California Forecast: Hot and Ugly
On this November 5, the big window next to my desk is flung wide open in hopes of a cooling breeze to moderate the record 82.6 degree temperature outside. Outside of San Francisco it's even hotter: 92 in Los Angeles, 97.8 in coastal San Luis Obispo.
This might be a good time to invest in flip flops, because there’s much more to come in the future. Richard Kipling of the Center for Health Reporting informs us that as California’s Department of Public Health plans for climate change, “Extreme Heat Is the Rule.”
The future is going be hot and ugly. . . . By the 2030s, projections show that average annual temperatures will be up to 5 degrees higher, and extreme heat events will occur with markedly greater frequency.
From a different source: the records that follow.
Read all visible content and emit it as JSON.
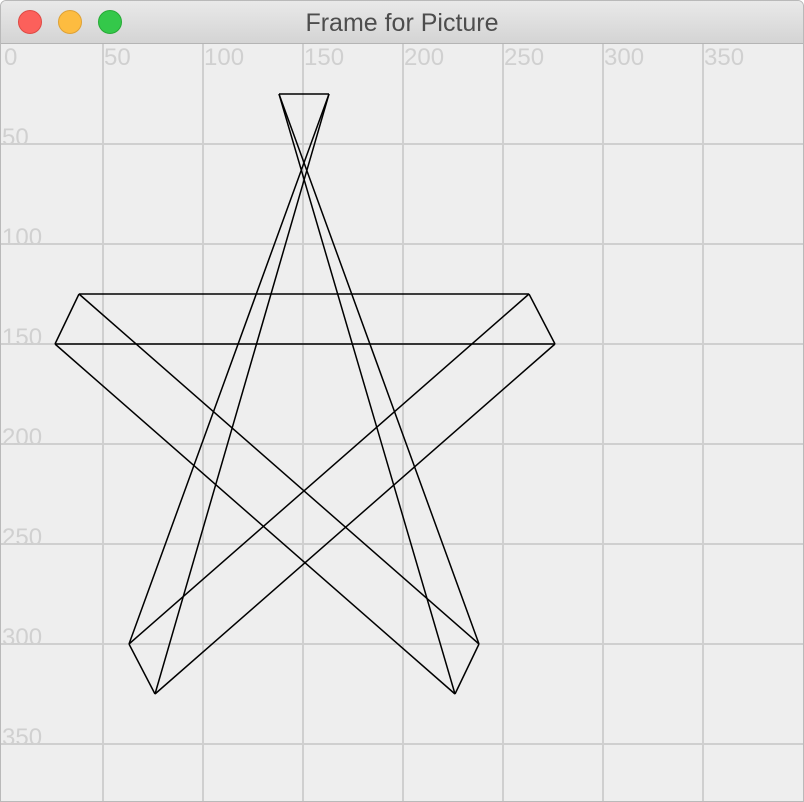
{
  "window": {
    "title": "Frame for Picture",
    "buttons": {
      "close": "close",
      "minimize": "minimize",
      "zoom": "zoom"
    }
  },
  "grid": {
    "x_labels": [
      "0",
      "50",
      "100",
      "150",
      "200",
      "250",
      "300",
      "350"
    ],
    "y_labels": [
      "50",
      "100",
      "150",
      "200",
      "250",
      "300",
      "350"
    ],
    "line_color": "#cfcfcf",
    "label_color": "#d0d0d0"
  },
  "drawing": {
    "stroke_color": "#000000",
    "segments": [
      [
        [
          138,
          25
        ],
        [
          163,
          25
        ]
      ],
      [
        [
          138,
          25
        ],
        [
          226,
          325
        ]
      ],
      [
        [
          163,
          25
        ],
        [
          76,
          325
        ]
      ],
      [
        [
          38,
          125
        ],
        [
          263,
          125
        ]
      ],
      [
        [
          26,
          150
        ],
        [
          276,
          150
        ]
      ],
      [
        [
          38,
          125
        ],
        [
          26,
          150
        ]
      ],
      [
        [
          263,
          125
        ],
        [
          276,
          150
        ]
      ],
      [
        [
          38,
          125
        ],
        [
          238,
          300
        ]
      ],
      [
        [
          26,
          150
        ],
        [
          226,
          325
        ]
      ],
      [
        [
          263,
          125
        ],
        [
          63,
          300
        ]
      ],
      [
        [
          276,
          150
        ],
        [
          76,
          325
        ]
      ],
      [
        [
          163,
          25
        ],
        [
          63,
          300
        ]
      ],
      [
        [
          138,
          25
        ],
        [
          238,
          300
        ]
      ],
      [
        [
          63,
          300
        ],
        [
          76,
          325
        ]
      ],
      [
        [
          238,
          300
        ],
        [
          226,
          325
        ]
      ]
    ]
  }
}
The workgroup’s model shows, for example, that Sacramento will have 44 extreme heat days annually by 2050, Fresno 46, and Bakersfield 48. That’s six weeks of super-heat piled on top of the already scorching days of mid-summer in middle California.
But the astounding projections concern the normally temperate coastal areas. Los Angeles, according to the projections, will have a mind-bending 78 extreme heat days by 2050, with San Diego just behind at 76. Think of it this way – almost three months a year of extreme hot weather, despite LA’s and San Diego’s coastal geography. Extended unbearable heat is less than four decades away, and we’re building toward it now.
The good news is that unlike some other states we might mention, California is proactively preparing for the coming extremes. Its “Heat Adaptation Workgroup” brought together staffers from 11 state agencies, and the public is invited to comment on its Extreme Heat Adaptation Interim Guidance: Planning for Health and Heat.” In California’s heat wave of 2006, 650 people died. Smart advance planning can help minimize such awful numbers in the hot and ugly future.